A Southern Indie Bookseller Alliance 2017 Summer OKRA pick!
One of Kirkus Review’s “11 Thrillers That Will Keep You Awake This Summer”
Watch the trailer for The Devil's Muse here: https://vimeo.com/224000865
In the thrilling fifth book in the critically acclaimed series that’s “edgy, dangerous, but pulsing with life” (Bill Ott, Booklist), a Mardi Gras parade turns deadly.
It’s Mardi Gras in New Orleans and rookie cop Maureen Coughlin has no idea what she’s in for. Her night working the parades begins calmly enough—until a half-naked man careens through the crowd and throws himself onto the hood of an oncoming SUV. As she tries to deal with the incident amid the pulsing chaos of the parade, Maureen hears gunshots. Moments later, with three wounded and a handful of drunken witnesses, Maureen has a full-fledged investigation on her hands. Who was the shooter? Who was he after? Who’s the next target? City bigwigs begin pressuring Maureen and her crew for quick answers. And with an amateur camera crew intent on capturing “the real Mardi Gras” for their YouTube channel, an incompetent supervising detective, and tense race relations in a city more likely to mistrust cops than ever, it’s going to be a very long night—and a memorable first Mardi Gras—for Maureen.
With The Devil’s Muse, the acclaimed crime writer Bill Loehfelm conjures rowdy New Orleans in all its mess and marvel, and sends Maureen deep into the city on another wild, high-octane adventure.
Loehfelm's low-key fifth novel featuring New Orleans beat cop Maureen Coughlin (after 2016's Let the Devil Out) finds the native New Yorker and rookie patrol officer working her first Mardi Gras. She has just pulled an emaciated man wearing nothing but hot pink zebra-print tights off the hood of an SUV. He's obviously under the influence of a powerful hallucinogen, but when gunshots ring out nearby, Coughlin pushes through the crowds to find multiple people injured.
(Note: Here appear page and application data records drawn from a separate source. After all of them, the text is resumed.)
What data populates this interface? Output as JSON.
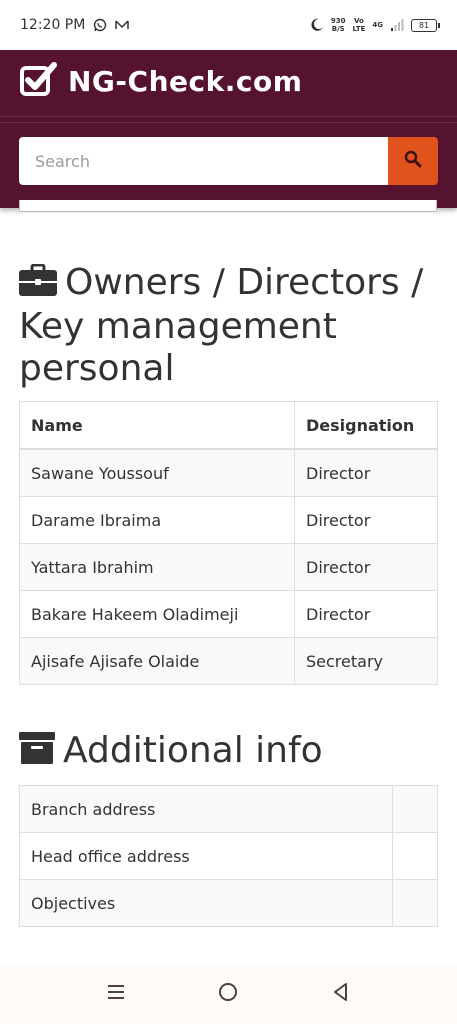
{
  "status_bar": {
    "time": "12:20 PM",
    "speed_top": "930",
    "speed_bottom": "B/S",
    "volte_top": "Vo",
    "volte_bottom": "LTE",
    "network": "4G",
    "battery": "81"
  },
  "header": {
    "brand": "NG-Check.com",
    "search_placeholder": "Search"
  },
  "owners_section": {
    "title": "Owners / Directors / Key management personal",
    "columns": [
      "Name",
      "Designation"
    ],
    "rows": [
      {
        "name": "Sawane Youssouf",
        "designation": "Director"
      },
      {
        "name": "Darame Ibraima",
        "designation": "Director"
      },
      {
        "name": "Yattara Ibrahim",
        "designation": "Director"
      },
      {
        "name": "Bakare Hakeem Oladimeji",
        "designation": "Director"
      },
      {
        "name": "Ajisafe Ajisafe Olaide",
        "designation": "Secretary"
      }
    ]
  },
  "additional_section": {
    "title": "Additional info",
    "rows": [
      {
        "label": "Branch address",
        "value": ""
      },
      {
        "label": "Head office address",
        "value": ""
      },
      {
        "label": "Objectives",
        "value": ""
      }
    ]
  },
  "colors": {
    "header_bg": "#561330",
    "search_button": "#e0531c"
  }
}
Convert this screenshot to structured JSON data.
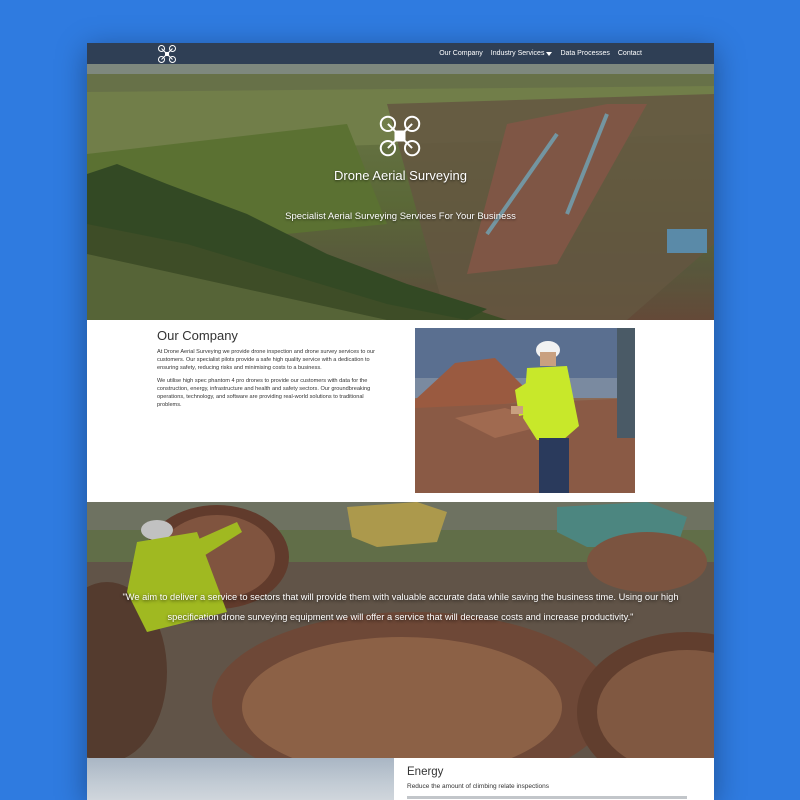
{
  "nav": {
    "logo_icon": "drone-icon",
    "items": [
      {
        "label": "Our Company"
      },
      {
        "label": "Industry Services"
      },
      {
        "label": "Data Processes"
      },
      {
        "label": "Contact"
      }
    ]
  },
  "hero": {
    "title": "Drone Aerial Surveying",
    "subtitle": "Specialist Aerial Surveying Services For Your Business"
  },
  "company": {
    "heading": "Our Company",
    "paragraph1": "At Drone Aerial Surveying we provide drone inspection and drone survey services to our customers. Our specialist pilots provide a safe high quality service with a dedication to ensuring safety, reducing risks and minimising costs to a business.",
    "paragraph2": "We utilise high spec phantom 4 pro drones to provide our customers with data for the construction, energy, infrastructure and health and safety sectors. Our groundbreaking operations, technology, and software are providing real-world solutions to traditional problems."
  },
  "quote": {
    "text": "\"We aim to deliver a service to sectors that will provide them with valuable accurate data while saving the business time. Using our high specification drone surveying equipment we will offer a service that will decrease costs and increase productivity.\""
  },
  "energy": {
    "heading": "Energy",
    "subheading": "Reduce the amount of climbing relate inspections"
  },
  "colors": {
    "background": "#2f7be0",
    "nav": "#2f3f55",
    "hi_vis": "#c8e82a"
  }
}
Shortly thereafter, she's notified that the junkie in the tights has died. In the chaotic hours that follow, Coughlin maneuvers through drunken revelers, an annoying street-level journalist with her own camera crew, and warring gang members to connect the mysteries of the shooting and the overdose. Fans of police procedurals will enjoy the grittiness of the narrative, but the relatively easy crime solving and the lack of any substantial character progression make this outing a bit formulaic.